## Exercise
Make your reply a word-for-word repeat of the records.

[Component data from apps and pages]
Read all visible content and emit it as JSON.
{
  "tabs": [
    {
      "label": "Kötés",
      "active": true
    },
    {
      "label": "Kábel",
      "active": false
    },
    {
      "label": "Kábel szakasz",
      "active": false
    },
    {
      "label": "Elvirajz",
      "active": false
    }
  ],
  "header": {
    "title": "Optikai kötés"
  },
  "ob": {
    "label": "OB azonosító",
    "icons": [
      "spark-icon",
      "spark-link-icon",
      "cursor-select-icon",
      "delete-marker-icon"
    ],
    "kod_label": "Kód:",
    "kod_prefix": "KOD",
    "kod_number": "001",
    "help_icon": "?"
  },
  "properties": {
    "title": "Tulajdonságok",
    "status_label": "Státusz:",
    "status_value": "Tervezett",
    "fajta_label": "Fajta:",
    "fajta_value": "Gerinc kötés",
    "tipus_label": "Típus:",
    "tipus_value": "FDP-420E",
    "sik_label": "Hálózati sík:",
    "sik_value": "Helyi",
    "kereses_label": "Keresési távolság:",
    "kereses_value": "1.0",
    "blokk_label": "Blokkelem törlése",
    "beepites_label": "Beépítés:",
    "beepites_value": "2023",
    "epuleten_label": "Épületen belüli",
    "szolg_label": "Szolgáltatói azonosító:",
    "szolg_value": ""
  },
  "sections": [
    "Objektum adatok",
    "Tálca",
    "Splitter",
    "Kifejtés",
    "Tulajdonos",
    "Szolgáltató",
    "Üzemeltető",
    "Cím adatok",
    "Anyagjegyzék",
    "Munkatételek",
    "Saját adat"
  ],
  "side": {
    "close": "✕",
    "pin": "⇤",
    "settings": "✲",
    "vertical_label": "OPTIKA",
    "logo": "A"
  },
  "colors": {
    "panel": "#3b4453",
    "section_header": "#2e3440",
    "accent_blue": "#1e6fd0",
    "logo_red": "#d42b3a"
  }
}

## Answer to the problem
Read all visible content and emit it as JSON.
{
  "tabs": [
    {
      "label": "Kötés",
      "active": true
    },
    {
      "label": "Kábel",
      "active": false
    },
    {
      "label": "Kábel szakasz",
      "active": false
    },
    {
      "label": "Elvirajz",
      "active": false
    }
  ],
  "header": {
    "title": "Optikai kötés"
  },
  "ob": {
    "label": "OB azonosító",
    "icons": [
      "spark-icon",
      "spark-link-icon",
      "cursor-select-icon",
      "delete-marker-icon"
    ],
    "kod_label": "Kód:",
    "kod_prefix": "KOD",
    "kod_number": "001",
    "help_icon": "?"
  },
  "properties": {
    "title": "Tulajdonságok",
    "status_label": "Státusz:",
    "status_value": "Tervezett",
    "fajta_label": "Fajta:",
    "fajta_value": "Gerinc kötés",
    "tipus_label": "Típus:",
    "tipus_value": "FDP-420E",
    "sik_label": "Hálózati sík:",
    "sik_value": "Helyi",
    "kereses_label": "Keresési távolság:",
    "kereses_value": "1.0",
    "blokk_label": "Blokkelem törlése",
    "beepites_label": "Beépítés:",
    "beepites_value": "2023",
    "epuleten_label": "Épületen belüli",
    "szolg_label": "Szolgáltatói azonosító:",
    "szolg_value": ""
  },
  "sections": [
    "Objektum adatok",
    "Tálca",
    "Splitter",
    "Kifejtés",
    "Tulajdonos",
    "Szolgáltató",
    "Üzemeltető",
    "Cím adatok",
    "Anyagjegyzék",
    "Munkatételek",
    "Saját adat"
  ],
  "side": {
    "close": "✕",
    "pin": "⇤",
    "settings": "✲",
    "vertical_label": "OPTIKA",
    "logo": "A"
  },
  "colors": {
    "panel": "#3b4453",
    "section_header": "#2e3440",
    "accent_blue": "#1e6fd0",
    "logo_red": "#d42b3a"
  }
}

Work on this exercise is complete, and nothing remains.